_Exercise requirements_. Output every record word for word, minus the pictures.
START Records supplied
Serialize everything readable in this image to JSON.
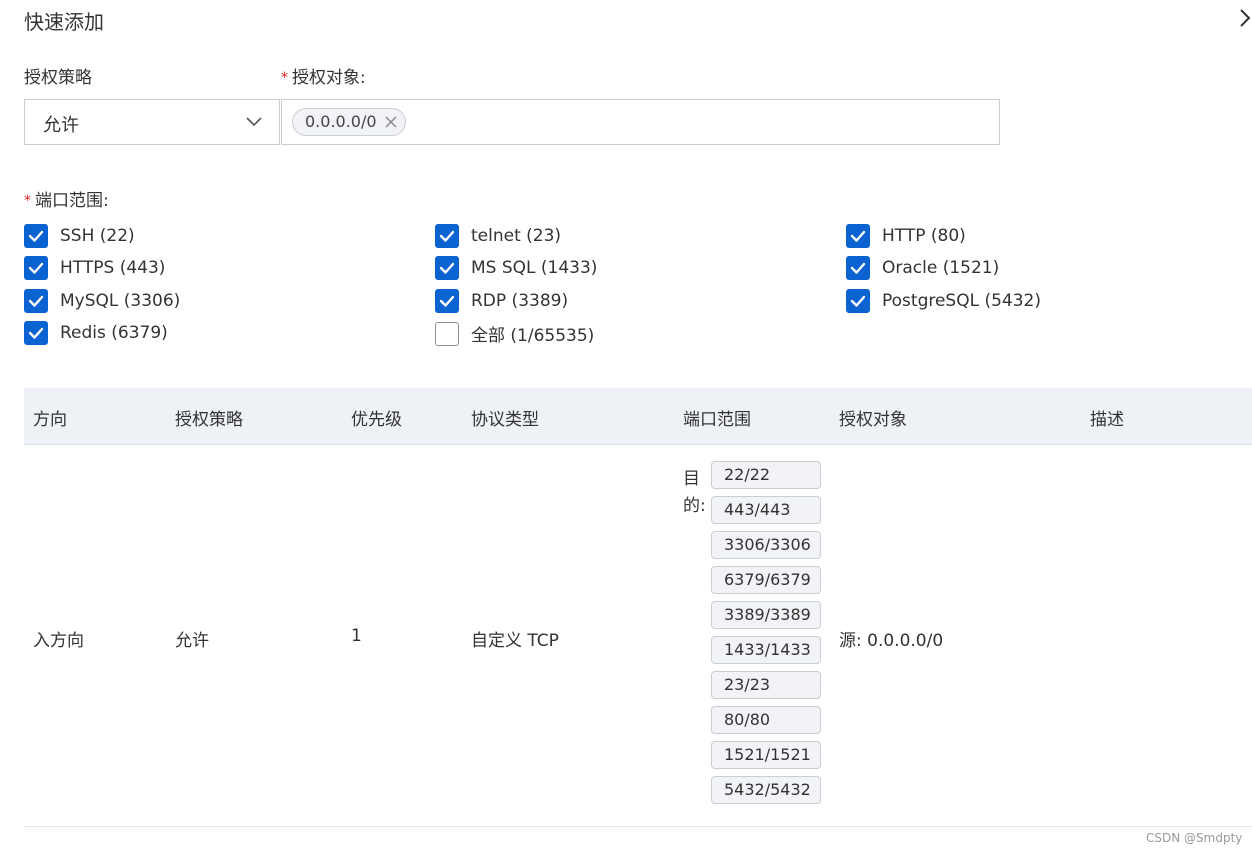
{
  "header": {
    "title": "快速添加",
    "collapse_icon": "chevron-right-icon"
  },
  "form": {
    "policy_label": "授权策略",
    "policy_value": "允许",
    "target_label": "授权对象:",
    "target_tag": "0.0.0.0/0",
    "ports_label": "端口范围:",
    "required_mark": "*"
  },
  "ports": [
    {
      "label": "SSH (22)",
      "checked": true
    },
    {
      "label": "telnet (23)",
      "checked": true
    },
    {
      "label": "HTTP (80)",
      "checked": true
    },
    {
      "label": "HTTPS (443)",
      "checked": true
    },
    {
      "label": "MS SQL (1433)",
      "checked": true
    },
    {
      "label": "Oracle (1521)",
      "checked": true
    },
    {
      "label": "MySQL (3306)",
      "checked": true
    },
    {
      "label": "RDP (3389)",
      "checked": true
    },
    {
      "label": "PostgreSQL (5432)",
      "checked": true
    },
    {
      "label": "Redis (6379)",
      "checked": true
    },
    {
      "label": "全部 (1/65535)",
      "checked": false
    }
  ],
  "table": {
    "headers": [
      "方向",
      "授权策略",
      "优先级",
      "协议类型",
      "端口范围",
      "授权对象",
      "描述"
    ],
    "row": {
      "direction": "入方向",
      "policy": "允许",
      "priority": "1",
      "protocol": "自定义 TCP",
      "dest_prefix_1": "目",
      "dest_prefix_2": "的:",
      "port_ranges": [
        "22/22",
        "443/443",
        "3306/3306",
        "6379/6379",
        "3389/3389",
        "1433/1433",
        "23/23",
        "80/80",
        "1521/1521",
        "5432/5432"
      ],
      "target": "源: 0.0.0.0/0",
      "description": ""
    }
  },
  "watermark": "CSDN @Smdpty",
  "colors": {
    "accent": "#0a63d0",
    "header_bg": "#eef1f5",
    "required": "#e2231a"
  }
}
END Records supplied
_Solution_.
Serialize everything readable in this image to JSON.
{
  "header": {
    "title": "快速添加",
    "collapse_icon": "chevron-right-icon"
  },
  "form": {
    "policy_label": "授权策略",
    "policy_value": "允许",
    "target_label": "授权对象:",
    "target_tag": "0.0.0.0/0",
    "ports_label": "端口范围:",
    "required_mark": "*"
  },
  "ports": [
    {
      "label": "SSH (22)",
      "checked": true
    },
    {
      "label": "telnet (23)",
      "checked": true
    },
    {
      "label": "HTTP (80)",
      "checked": true
    },
    {
      "label": "HTTPS (443)",
      "checked": true
    },
    {
      "label": "MS SQL (1433)",
      "checked": true
    },
    {
      "label": "Oracle (1521)",
      "checked": true
    },
    {
      "label": "MySQL (3306)",
      "checked": true
    },
    {
      "label": "RDP (3389)",
      "checked": true
    },
    {
      "label": "PostgreSQL (5432)",
      "checked": true
    },
    {
      "label": "Redis (6379)",
      "checked": true
    },
    {
      "label": "全部 (1/65535)",
      "checked": false
    }
  ],
  "table": {
    "headers": [
      "方向",
      "授权策略",
      "优先级",
      "协议类型",
      "端口范围",
      "授权对象",
      "描述"
    ],
    "row": {
      "direction": "入方向",
      "policy": "允许",
      "priority": "1",
      "protocol": "自定义 TCP",
      "dest_prefix_1": "目",
      "dest_prefix_2": "的:",
      "port_ranges": [
        "22/22",
        "443/443",
        "3306/3306",
        "6379/6379",
        "3389/3389",
        "1433/1433",
        "23/23",
        "80/80",
        "1521/1521",
        "5432/5432"
      ],
      "target": "源: 0.0.0.0/0",
      "description": ""
    }
  },
  "watermark": "CSDN @Smdpty",
  "colors": {
    "accent": "#0a63d0",
    "header_bg": "#eef1f5",
    "required": "#e2231a"
  }
}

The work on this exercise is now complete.